Allal trains the cobra to obey his commands with offerings of milk, eggs and kif paste. The youth also imbibes large servings of kif. In a state of ecstasy, Allal discovers that the snake has coiled itself near his head, and communing with the serpent, he feels himself drawn into the creature through its yellow eye. Upon awakening in the morning, Allal discovers he has exchanged perceptions with the cobra: "he was seeing through the eyes of the snake, rather than through his own." He experiences life through that of the snake.

Allal travels into the town in the shape of a snake. He is detected by a resident, who flees back to town and returns with several others to locate and kill the venomous snake. Allal flees, and bites a child he encounters.

When Allal returns to his home, he discovers the snake in the form of a terrorized, naked youth, "the eyes with no mind behind them."

The townspeople break down the door, the youth rushes out screaming. He is captured and taken to an insane asylum. The men search the hut, and Allal emerges with "the rage that had alway been in his heart" and bites two of the men before his head is severed with an ax.[6][7]


The theme of "transference" or "transformation" occurs in several of Bowles's short fiction, including "The Scorpion" (1945), 'The Circular Valley" (1950), " You Are Not I" (1948), "Mejdoub" (1974) and 'Kitty" (1975).[8][9][10]

Author Gore Vidal notes a similarity between the metamorphosis of the boy Allal into a cobra and the Toaist tale of the human Chuang Chou and the butterfly:

He woke up with a start…he did not know whether he was Chuang Chou who had dreamed he was a butterfly, or whether he was a butterfly dreaming he was Chuang Chou…This is what is called the transformation of things.[11]
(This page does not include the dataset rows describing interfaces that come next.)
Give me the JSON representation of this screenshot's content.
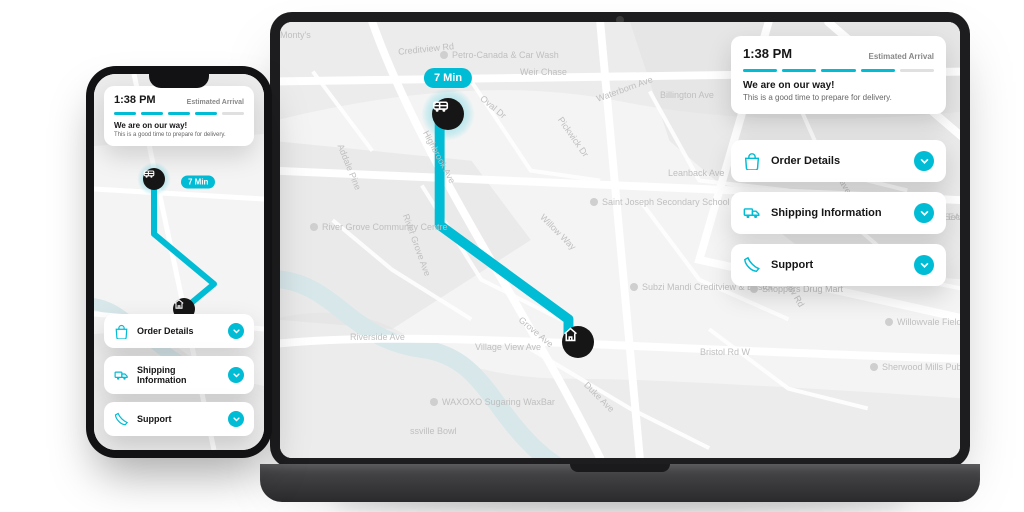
{
  "status": {
    "time": "1:38 PM",
    "eta_label": "Estimated Arrival",
    "headline": "We are on our way!",
    "subline": "This is a good time to prepare for delivery.",
    "progress_total": 5,
    "progress_done": 4
  },
  "eta_badge": "7 Min",
  "actions": {
    "order": "Order Details",
    "shipping": "Shipping Information",
    "support": "Support"
  },
  "map_pois": {
    "a": "Petro-Canada & Car Wash",
    "b": "River Grove Community Centre",
    "c": "Saint Joseph Secondary School",
    "d": "Subzi Mandi Creditview & Bristol",
    "e": "Shoppers Drug Mart",
    "f": "Sherwood Mills Public School",
    "g": "Willowvale Fields",
    "h": "WAXOXO Sugaring WaxBar",
    "i": "East Hare Secondary",
    "j": "Monty's",
    "k": "ssville Bowl",
    "l": "EAS"
  },
  "map_streets": {
    "a": "Creditview Rd",
    "b": "Bristol Rd W",
    "c": "River Grove Ave",
    "d": "Grove Ave",
    "e": "Highbrook Ave",
    "f": "Oval Dr",
    "g": "Pickwick Dr",
    "h": "Weir Chase",
    "i": "Waterborn Ave",
    "j": "Billington Ave",
    "k": "Leanback Ave",
    "l": "Duke Ave",
    "m": "Riverside Ave",
    "n": "Addale Pine",
    "o": "Creditview Rd",
    "p": "Village View Ave",
    "q": "Willow Way",
    "r": "Musgrave Rd"
  },
  "colors": {
    "accent": "#00bcd4",
    "ink": "#161616"
  }
}
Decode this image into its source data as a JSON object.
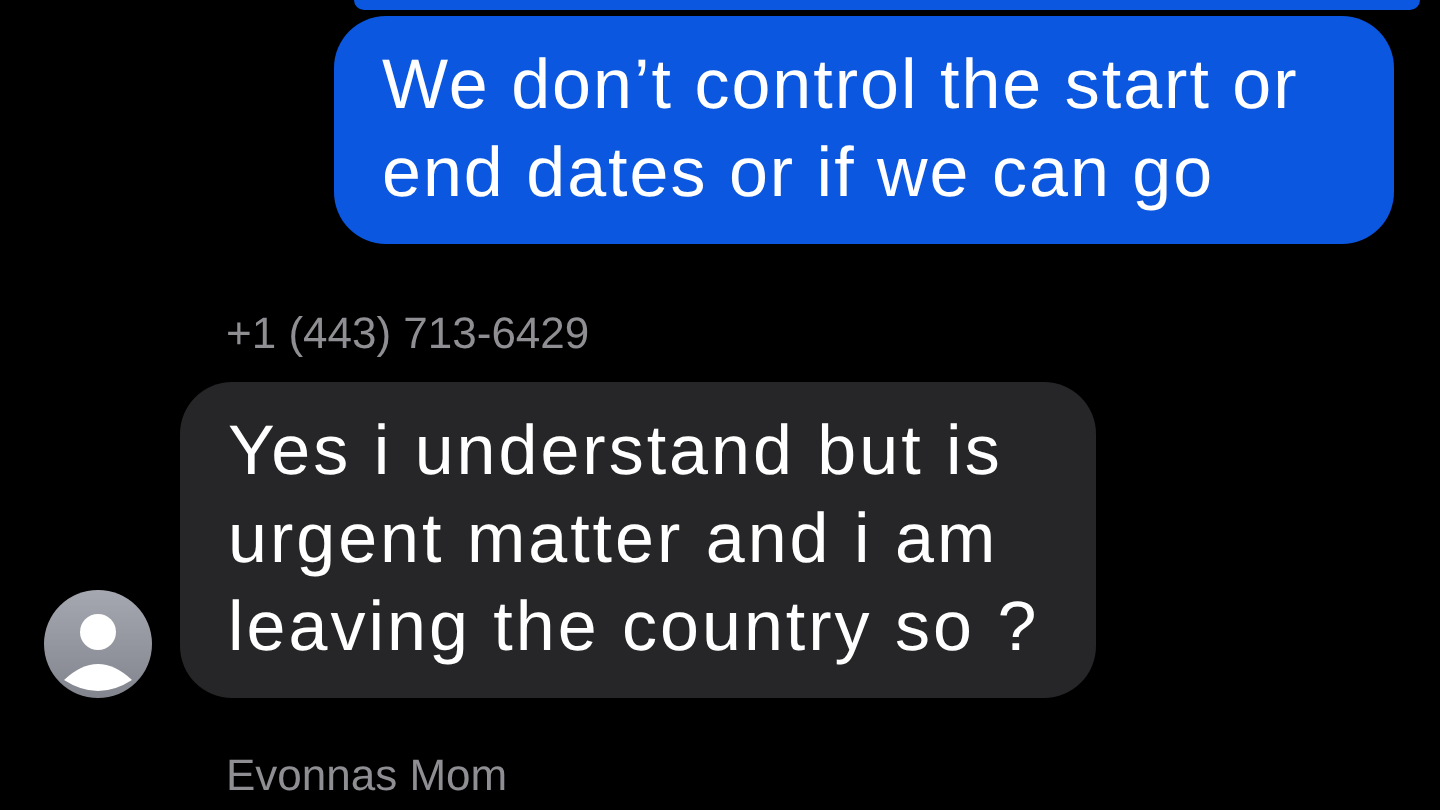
{
  "messages": [
    {
      "kind": "outgoing",
      "text": "We don’t control the start or end dates or if we can go"
    },
    {
      "kind": "incoming",
      "sender": "+1 (443) 713-6429",
      "text": "Yes i understand but is urgent matter and i am leaving the country so ?"
    },
    {
      "kind": "incoming",
      "sender": "Evonnas Mom"
    }
  ]
}
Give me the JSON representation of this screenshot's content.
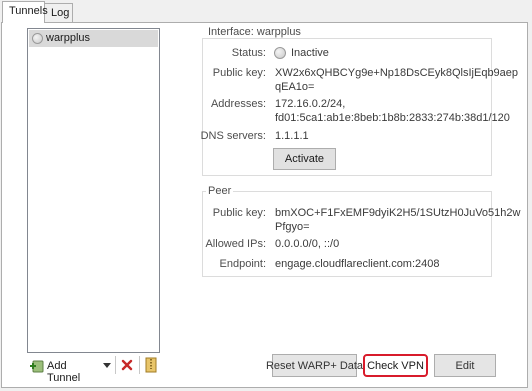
{
  "tabs": [
    {
      "label": "Tunnels"
    },
    {
      "label": "Log"
    }
  ],
  "tunnels": [
    {
      "name": "warpplus"
    }
  ],
  "interface": {
    "title": "Interface: warpplus",
    "status_label": "Status:",
    "status_value": "Inactive",
    "public_key_label": "Public key:",
    "public_key_line1": "XW2x6xQHBCYg9e+Np18DsCEyk8QlsIjEqb9aep",
    "public_key_line2": "qEA1o=",
    "addresses_label": "Addresses:",
    "addresses_line1": "172.16.0.2/24,",
    "addresses_line2": "fd01:5ca1:ab1e:8beb:1b8b:2833:274b:38d1/120",
    "dns_label": "DNS servers:",
    "dns_value": "1.1.1.1",
    "activate_button": "Activate"
  },
  "peer": {
    "title": "Peer",
    "public_key_label": "Public key:",
    "public_key_line1": "bmXOC+F1FxEMF9dyiK2H5/1SUtzH0JuVo51h2w",
    "public_key_line2": "Pfgyo=",
    "allowed_ips_label": "Allowed IPs:",
    "allowed_ips_value": "0.0.0.0/0, ::/0",
    "endpoint_label": "Endpoint:",
    "endpoint_value": "engage.cloudflareclient.com:2408"
  },
  "toolbar": {
    "add_tunnel_label": "Add Tunnel"
  },
  "buttons": {
    "reset": "Reset WARP+ Data",
    "check_vpn": "Check VPN",
    "edit": "Edit"
  },
  "icons": {
    "add_tunnel": "add-tunnel-icon",
    "dropdown": "dropdown-arrow-icon",
    "delete": "delete-icon",
    "export": "zip-export-icon"
  },
  "colors": {
    "focus_outline": "#d81b2b",
    "delete_icon": "#c62828",
    "selected_row": "#d9d9d9"
  }
}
The "anthropomorphism" ends badly for both Allal and the snake. Literary critic Zoubida Hamdaoui writes:

Having swapped bodies, the denouement spelled disaster for both of them. Allal (or the body with the snake's mind) is taken away and shut up in the asylum at Berrechid, north of Marrakech.[12]

Hamdahoui adds that the reader is left with the disturbing suspicion that "the snake had the human Allal in his power" until its head is severed by the townspeople.[13]


  1. ^ Hibbard, 1993 p. 257
  2. ^ Bowles, 2001 p. 417
  3. ^ Hibbard, 1993 p. 114
  4. ^ Vidal, 1979
  5. ^ Hamdaoui, 2013 p. 184-185
  6. ^ Bowles, 2001 p. 409-417
  7. ^ Hibbard, 1993 p. 94-96
  8. ^ Vidal, 1979: "Identity is transferred…"
  9. ^ Hibbard, 1993 p. 94, 114: "...one of several of Bowles's tales of transformation…" And: Comparison to Kafka's story Metamorphosis.
  10. ^ Hamdaoui, 2013 p. 184: "...exploration of the theme of human-animal relationships and deterioration of personality."
  11. ^ Vidal, 1979
  12. ^ Hamdaoui, 2013 p. 185-187
  13. ^ Hamdaoui, 2013 p. 186


  • Bowles, Paul. 2001. Paul Bowles: Collected Stories, 1939-1976. Black Sparrow Press. Santa Rosa. 2001. ISBN 0-87685-396-3
  • Hibbard, Allen. 1993. Paul Bowles: A Study of the Short Fiction. Twayne Publishers. New York. ISBN 0-8057-8318-0
  • Hamdaoui, Zoubida. 2013. Themes and Story-Telling Strategies in Paul Bowles's North African Fiction. Tesis Doctoral. University of Granada, Spain. ISBN 978-84-9028-680-7 https://digibug.ugr.es/bitstream/handle/10481/29918/21922500.pdf?sequence=1 Retrieved August 19, 2022.
  • Vidal, Gore. 1979. Introduction to Paul Bowles; Collected Stories, 1939-1976. Black Sparrow Press. Santa Rosa. 2001. ISBN 0-87685-396-3